Exercise instructions — Nothing in the records below should be altered in the copy, although the pictures must be left out.

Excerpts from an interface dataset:
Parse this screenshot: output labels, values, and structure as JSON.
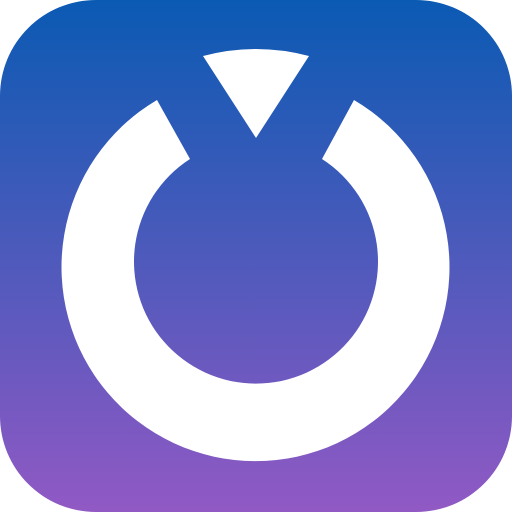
{
  "app_icon": {
    "icon": "ring-with-triangle-notch-icon",
    "colors": {
      "gradient_top": "#0a5ab3",
      "gradient_bottom": "#9159c4",
      "glyph": "#ffffff"
    }
  }
}
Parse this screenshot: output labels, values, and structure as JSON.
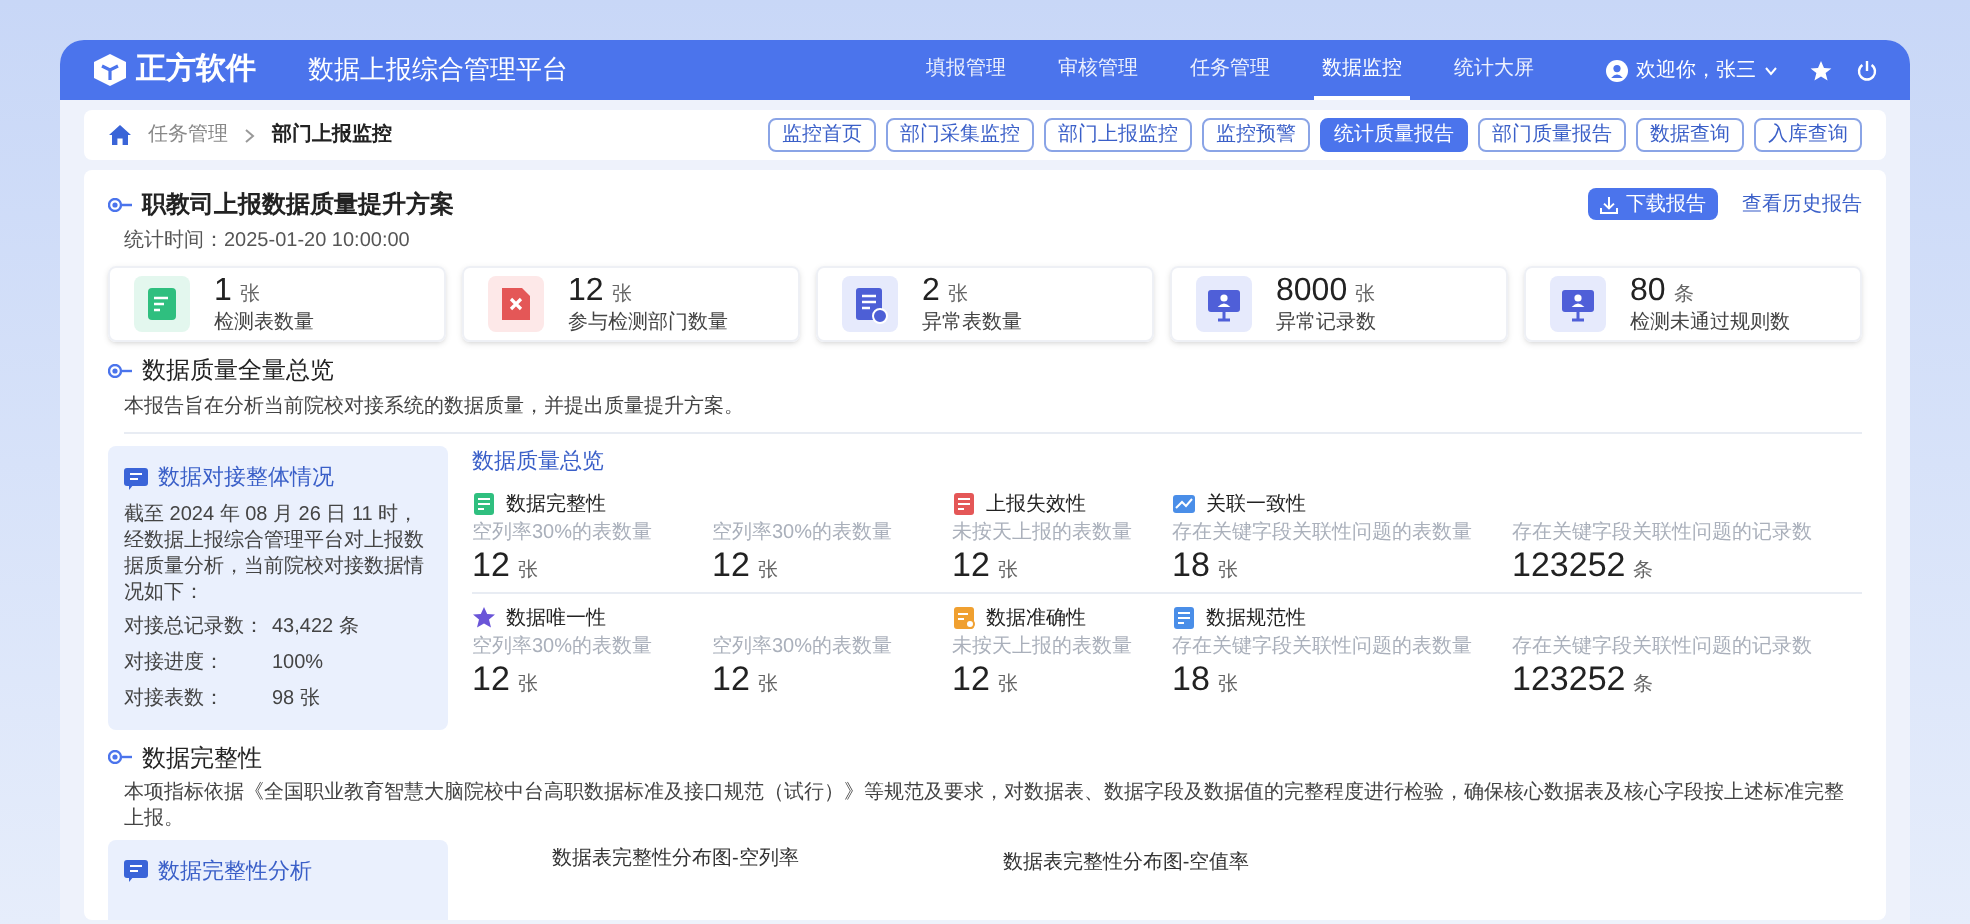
{
  "header": {
    "logo": "正方软件",
    "title": "数据上报综合管理平台",
    "nav": [
      {
        "label": "填报管理",
        "selected": false
      },
      {
        "label": "审核管理",
        "selected": false
      },
      {
        "label": "任务管理",
        "selected": false
      },
      {
        "label": "数据监控",
        "selected": true
      },
      {
        "label": "统计大屏",
        "selected": false
      }
    ],
    "user": "欢迎你，张三"
  },
  "breadcrumb": [
    "任务管理",
    "部门上报监控"
  ],
  "tabs": [
    {
      "label": "监控首页",
      "selected": false
    },
    {
      "label": "部门采集监控",
      "selected": false
    },
    {
      "label": "部门上报监控",
      "selected": false
    },
    {
      "label": "监控预警",
      "selected": false
    },
    {
      "label": "统计质量报告",
      "selected": true
    },
    {
      "label": "部门质量报告",
      "selected": false
    },
    {
      "label": "数据查询",
      "selected": false
    },
    {
      "label": "入库查询",
      "selected": false
    }
  ],
  "report": {
    "title": "职教司上报数据质量提升方案",
    "time": "统计时间：2025-01-20  10:00:00",
    "download": "下载报告",
    "history": "查看历史报告",
    "stats": [
      {
        "kind": "form",
        "value": "1",
        "unit": "张",
        "label": "检测表数量"
      },
      {
        "kind": "error",
        "value": "12",
        "unit": "张",
        "label": "参与检测部门数量"
      },
      {
        "kind": "doc",
        "value": "2",
        "unit": "张",
        "label": "异常表数量"
      },
      {
        "kind": "monitor",
        "value": "8000",
        "unit": "张",
        "label": "异常记录数"
      },
      {
        "kind": "monitor",
        "value": "80",
        "unit": "条",
        "label": "检测未通过规则数"
      }
    ]
  },
  "overview": {
    "title": "数据质量全量总览",
    "desc": "本报告旨在分析当前院校对接系统的数据质量，并提出质量提升方案。",
    "summary": {
      "title": "数据对接整体情况",
      "text": "截至 2024 年 08 月 26 日 11 时，经数据上报综合管理平台对上报数据质量分析，当前院校对接数据情况如下：",
      "rows": [
        {
          "label": "对接总记录数：",
          "value": "43,422 条"
        },
        {
          "label": "对接进度：",
          "value": "100%"
        },
        {
          "label": "对接表数：",
          "value": "98 张"
        }
      ]
    },
    "quality": {
      "title": "数据质量总览",
      "rows": [
        {
          "groups": [
            {
              "kind": "complete",
              "title": "数据完整性",
              "metrics": [
                {
                  "label": "空列率30%的表数量",
                  "value": "12",
                  "unit": "张"
                },
                {
                  "label": "空列率30%的表数量",
                  "value": "12",
                  "unit": "张"
                }
              ]
            },
            {
              "kind": "expired",
              "title": "上报失效性",
              "metrics": [
                {
                  "label": "未按天上报的表数量",
                  "value": "12",
                  "unit": "张"
                }
              ]
            },
            {
              "kind": "linked",
              "title": "关联一致性",
              "metrics": [
                {
                  "label": "存在关键字段关联性问题的表数量",
                  "value": "18",
                  "unit": "张"
                },
                {
                  "label": "存在关键字段关联性问题的记录数",
                  "value": "123252",
                  "unit": "条"
                }
              ]
            }
          ]
        },
        {
          "groups": [
            {
              "kind": "unique",
              "title": "数据唯一性",
              "metrics": [
                {
                  "label": "空列率30%的表数量",
                  "value": "12",
                  "unit": "张"
                },
                {
                  "label": "空列率30%的表数量",
                  "value": "12",
                  "unit": "张"
                }
              ]
            },
            {
              "kind": "accurate",
              "title": "数据准确性",
              "metrics": [
                {
                  "label": "未按天上报的表数量",
                  "value": "12",
                  "unit": "张"
                }
              ]
            },
            {
              "kind": "standard",
              "title": "数据规范性",
              "metrics": [
                {
                  "label": "存在关键字段关联性问题的表数量",
                  "value": "18",
                  "unit": "张"
                },
                {
                  "label": "存在关键字段关联性问题的记录数",
                  "value": "123252",
                  "unit": "条"
                }
              ]
            }
          ]
        }
      ]
    }
  },
  "completeness": {
    "title": "数据完整性",
    "desc": "本项指标依据《全国职业教育智慧大脑院校中台高职数据标准及接口规范（试行）》等规范及要求，对数据表、数据字段及数据值的完整程度进行检验，确保核心数据表及核心字段按上述标准完整上报。",
    "panel_title": "数据完整性分析",
    "charts": [
      "数据表完整性分布图-空列率",
      "数据表完整性分布图-空值率"
    ]
  }
}
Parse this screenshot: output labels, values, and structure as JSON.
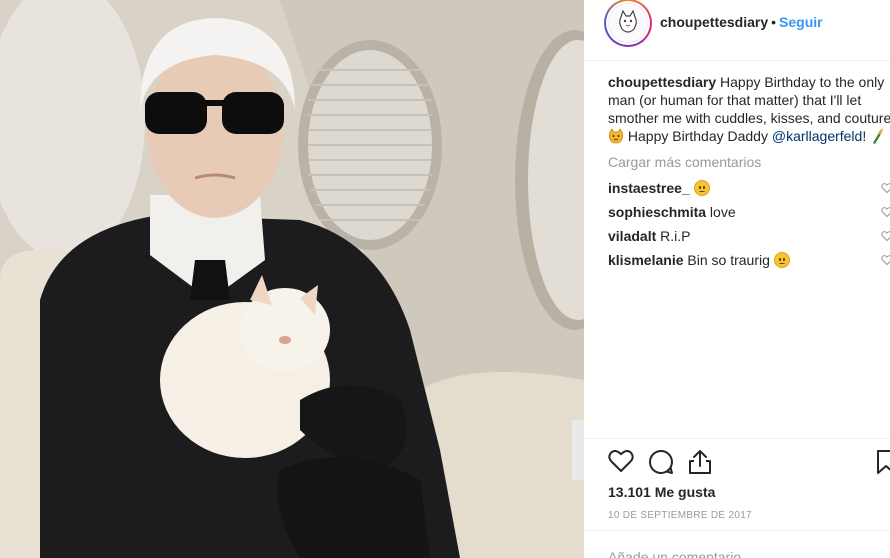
{
  "header": {
    "username": "choupettesdiary",
    "separator": "•",
    "follow_label": "Seguir",
    "avatar_icon": "cat-avatar-icon"
  },
  "caption": {
    "username": "choupettesdiary",
    "line1": "Happy Birthday to the only",
    "line2": "man (or human for that matter) that I'll let",
    "line3": "smother me with cuddles, kisses, and couture.",
    "line4_text": "Happy Birthday Daddy",
    "mention": "@karllagerfeld",
    "line4_end": "!"
  },
  "load_more_label": "Cargar más comentarios",
  "comments": [
    {
      "username": "instaestree_",
      "text": "",
      "emoji": "sad-face"
    },
    {
      "username": "sophieschmita",
      "text": "love",
      "emoji": ""
    },
    {
      "username": "viladalt",
      "text": "R.i.P",
      "emoji": ""
    },
    {
      "username": "klismelanie",
      "text": "Bin so traurig",
      "emoji": "sad-face"
    }
  ],
  "actions": {
    "like_icon": "heart-icon",
    "comment_icon": "comment-icon",
    "share_icon": "share-icon",
    "save_icon": "bookmark-icon"
  },
  "likes_label": "13.101 Me gusta",
  "date_label": "10 DE SEPTIEMBRE DE 2017",
  "add_comment_placeholder": "Añade un comentario...",
  "colors": {
    "link_blue": "#3897f0",
    "muted_gray": "#999999",
    "mention_blue": "#003569",
    "text": "#262626"
  }
}
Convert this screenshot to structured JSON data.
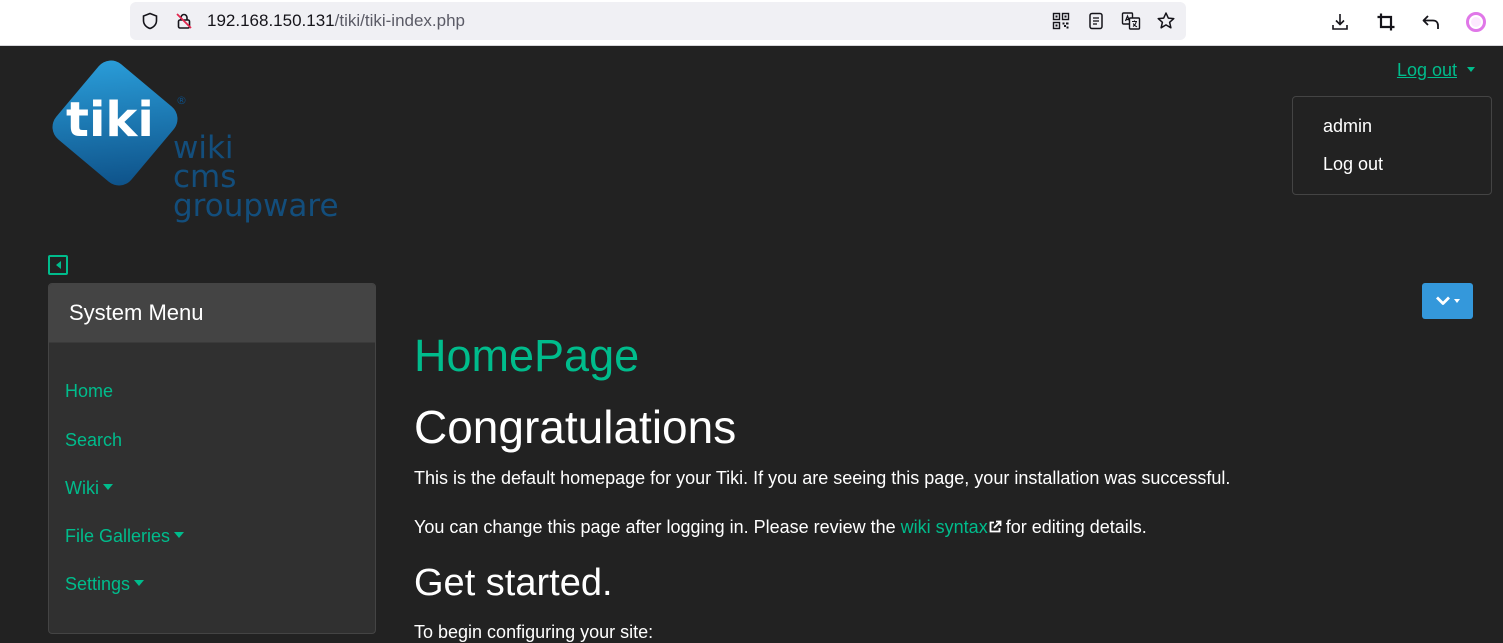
{
  "browser": {
    "url_host": "192.168.150.131",
    "url_path": "/tiki/tiki-index.php"
  },
  "logo": {
    "brand": "tiki",
    "line1": "wiki",
    "line2": "cms",
    "line3": "groupware",
    "registered": "®"
  },
  "user_menu": {
    "toggle_label": "Log out",
    "items": [
      "admin",
      "Log out"
    ]
  },
  "system_menu": {
    "title": "System Menu",
    "items": [
      {
        "label": "Home",
        "has_caret": false
      },
      {
        "label": "Search",
        "has_caret": false
      },
      {
        "label": "Wiki",
        "has_caret": true
      },
      {
        "label": "File Galleries",
        "has_caret": true
      },
      {
        "label": "Settings",
        "has_caret": true
      }
    ]
  },
  "content": {
    "page_title": "HomePage",
    "heading1": "Congratulations",
    "para1": "This is the default homepage for your Tiki. If you are seeing this page, your installation was successful.",
    "para2_before": "You can change this page after logging in. Please review the ",
    "para2_link": "wiki syntax",
    "para2_after": "for editing details.",
    "heading2": "Get started.",
    "para3": "To begin configuring your site:"
  },
  "colors": {
    "background": "#222222",
    "accent": "#00bc8c",
    "menu_panel": "#303030",
    "menu_header": "#444444",
    "action_button": "#3498db"
  },
  "icons": [
    "shield-icon",
    "insecure-lock-icon",
    "qr-code-icon",
    "reader-view-icon",
    "translate-icon",
    "bookmark-star-icon",
    "download-icon",
    "crop-icon",
    "undo-icon",
    "extension-circle-icon",
    "sidebar-collapse-icon",
    "chevron-down-icon",
    "external-link-icon"
  ]
}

Worked solution —
Parse this screenshot: output labels, values, and structure as JSON.
{
  "app_icon": {
    "icon": "ring-with-triangle-notch-icon",
    "colors": {
      "gradient_top": "#0a5ab3",
      "gradient_bottom": "#9159c4",
      "glyph": "#ffffff"
    }
  }
}
Parse this screenshot: output labels, values, and structure as JSON.
{
  "header": {
    "logo": "正方软件",
    "title": "数据上报综合管理平台",
    "nav": [
      {
        "label": "填报管理",
        "selected": false
      },
      {
        "label": "审核管理",
        "selected": false
      },
      {
        "label": "任务管理",
        "selected": false
      },
      {
        "label": "数据监控",
        "selected": true
      },
      {
        "label": "统计大屏",
        "selected": false
      }
    ],
    "user": "欢迎你，张三"
  },
  "breadcrumb": [
    "任务管理",
    "部门上报监控"
  ],
  "tabs": [
    {
      "label": "监控首页",
      "selected": false
    },
    {
      "label": "部门采集监控",
      "selected": false
    },
    {
      "label": "部门上报监控",
      "selected": false
    },
    {
      "label": "监控预警",
      "selected": false
    },
    {
      "label": "统计质量报告",
      "selected": true
    },
    {
      "label": "部门质量报告",
      "selected": false
    },
    {
      "label": "数据查询",
      "selected": false
    },
    {
      "label": "入库查询",
      "selected": false
    }
  ],
  "report": {
    "title": "职教司上报数据质量提升方案",
    "time": "统计时间：2025-01-20  10:00:00",
    "download": "下载报告",
    "history": "查看历史报告",
    "stats": [
      {
        "kind": "form",
        "value": "1",
        "unit": "张",
        "label": "检测表数量"
      },
      {
        "kind": "error",
        "value": "12",
        "unit": "张",
        "label": "参与检测部门数量"
      },
      {
        "kind": "doc",
        "value": "2",
        "unit": "张",
        "label": "异常表数量"
      },
      {
        "kind": "monitor",
        "value": "8000",
        "unit": "张",
        "label": "异常记录数"
      },
      {
        "kind": "monitor",
        "value": "80",
        "unit": "条",
        "label": "检测未通过规则数"
      }
    ]
  },
  "overview": {
    "title": "数据质量全量总览",
    "desc": "本报告旨在分析当前院校对接系统的数据质量，并提出质量提升方案。",
    "summary": {
      "title": "数据对接整体情况",
      "text": "截至 2024 年 08 月 26 日 11 时，经数据上报综合管理平台对上报数据质量分析，当前院校对接数据情况如下：",
      "rows": [
        {
          "label": "对接总记录数：",
          "value": "43,422 条"
        },
        {
          "label": "对接进度：",
          "value": "100%"
        },
        {
          "label": "对接表数：",
          "value": "98 张"
        }
      ]
    },
    "quality": {
      "title": "数据质量总览",
      "rows": [
        {
          "groups": [
            {
              "kind": "complete",
              "title": "数据完整性",
              "metrics": [
                {
                  "label": "空列率30%的表数量",
                  "value": "12",
                  "unit": "张"
                },
                {
                  "label": "空列率30%的表数量",
                  "value": "12",
                  "unit": "张"
                }
              ]
            },
            {
              "kind": "expired",
              "title": "上报失效性",
              "metrics": [
                {
                  "label": "未按天上报的表数量",
                  "value": "12",
                  "unit": "张"
                }
              ]
            },
            {
              "kind": "linked",
              "title": "关联一致性",
              "metrics": [
                {
                  "label": "存在关键字段关联性问题的表数量",
                  "value": "18",
                  "unit": "张"
                },
                {
                  "label": "存在关键字段关联性问题的记录数",
                  "value": "123252",
                  "unit": "条"
                }
              ]
            }
          ]
        },
        {
          "groups": [
            {
              "kind": "unique",
              "title": "数据唯一性",
              "metrics": [
                {
                  "label": "空列率30%的表数量",
                  "value": "12",
                  "unit": "张"
                },
                {
                  "label": "空列率30%的表数量",
                  "value": "12",
                  "unit": "张"
                }
              ]
            },
            {
              "kind": "accurate",
              "title": "数据准确性",
              "metrics": [
                {
                  "label": "未按天上报的表数量",
                  "value": "12",
                  "unit": "张"
                }
              ]
            },
            {
              "kind": "standard",
              "title": "数据规范性",
              "metrics": [
                {
                  "label": "存在关键字段关联性问题的表数量",
                  "value": "18",
                  "unit": "张"
                },
                {
                  "label": "存在关键字段关联性问题的记录数",
                  "value": "123252",
                  "unit": "条"
                }
              ]
            }
          ]
        }
      ]
    }
  },
  "completeness": {
    "title": "数据完整性",
    "desc": "本项指标依据《全国职业教育智慧大脑院校中台高职数据标准及接口规范（试行）》等规范及要求，对数据表、数据字段及数据值的完整程度进行检验，确保核心数据表及核心字段按上述标准完整上报。",
    "panel_title": "数据完整性分析",
    "charts": [
      "数据表完整性分布图-空列率",
      "数据表完整性分布图-空值率"
    ]
  }
}
Parse this screenshot: output labels, values, and structure as JSON.
{
  "header": {
    "username": "choupettesdiary",
    "separator": "•",
    "follow_label": "Seguir",
    "avatar_icon": "cat-avatar-icon"
  },
  "caption": {
    "username": "choupettesdiary",
    "line1": "Happy Birthday to the only",
    "line2": "man (or human for that matter) that I'll let",
    "line3": "smother me with cuddles, kisses, and couture.",
    "line4_text": "Happy Birthday Daddy",
    "mention": "@karllagerfeld",
    "line4_end": "!"
  },
  "load_more_label": "Cargar más comentarios",
  "comments": [
    {
      "username": "instaestree_",
      "text": "",
      "emoji": "sad-face"
    },
    {
      "username": "sophieschmita",
      "text": "love",
      "emoji": ""
    },
    {
      "username": "viladalt",
      "text": "R.i.P",
      "emoji": ""
    },
    {
      "username": "klismelanie",
      "text": "Bin so traurig",
      "emoji": "sad-face"
    }
  ],
  "actions": {
    "like_icon": "heart-icon",
    "comment_icon": "comment-icon",
    "share_icon": "share-icon",
    "save_icon": "bookmark-icon"
  },
  "likes_label": "13.101 Me gusta",
  "date_label": "10 DE SEPTIEMBRE DE 2017",
  "add_comment_placeholder": "Añade un comentario...",
  "colors": {
    "link_blue": "#3897f0",
    "muted_gray": "#999999",
    "mention_blue": "#003569",
    "text": "#262626"
  }
}
Convert this screenshot to structured JSON data.
{
  "browser": {
    "url_host": "192.168.150.131",
    "url_path": "/tiki/tiki-index.php"
  },
  "logo": {
    "brand": "tiki",
    "line1": "wiki",
    "line2": "cms",
    "line3": "groupware",
    "registered": "®"
  },
  "user_menu": {
    "toggle_label": "Log out",
    "items": [
      "admin",
      "Log out"
    ]
  },
  "system_menu": {
    "title": "System Menu",
    "items": [
      {
        "label": "Home",
        "has_caret": false
      },
      {
        "label": "Search",
        "has_caret": false
      },
      {
        "label": "Wiki",
        "has_caret": true
      },
      {
        "label": "File Galleries",
        "has_caret": true
      },
      {
        "label": "Settings",
        "has_caret": true
      }
    ]
  },
  "content": {
    "page_title": "HomePage",
    "heading1": "Congratulations",
    "para1": "This is the default homepage for your Tiki. If you are seeing this page, your installation was successful.",
    "para2_before": "You can change this page after logging in. Please review the ",
    "para2_link": "wiki syntax",
    "para2_after": "for editing details.",
    "heading2": "Get started.",
    "para3": "To begin configuring your site:"
  },
  "colors": {
    "background": "#222222",
    "accent": "#00bc8c",
    "menu_panel": "#303030",
    "menu_header": "#444444",
    "action_button": "#3498db"
  },
  "icons": [
    "shield-icon",
    "insecure-lock-icon",
    "qr-code-icon",
    "reader-view-icon",
    "translate-icon",
    "bookmark-star-icon",
    "download-icon",
    "crop-icon",
    "undo-icon",
    "extension-circle-icon",
    "sidebar-collapse-icon",
    "chevron-down-icon",
    "external-link-icon"
  ]
}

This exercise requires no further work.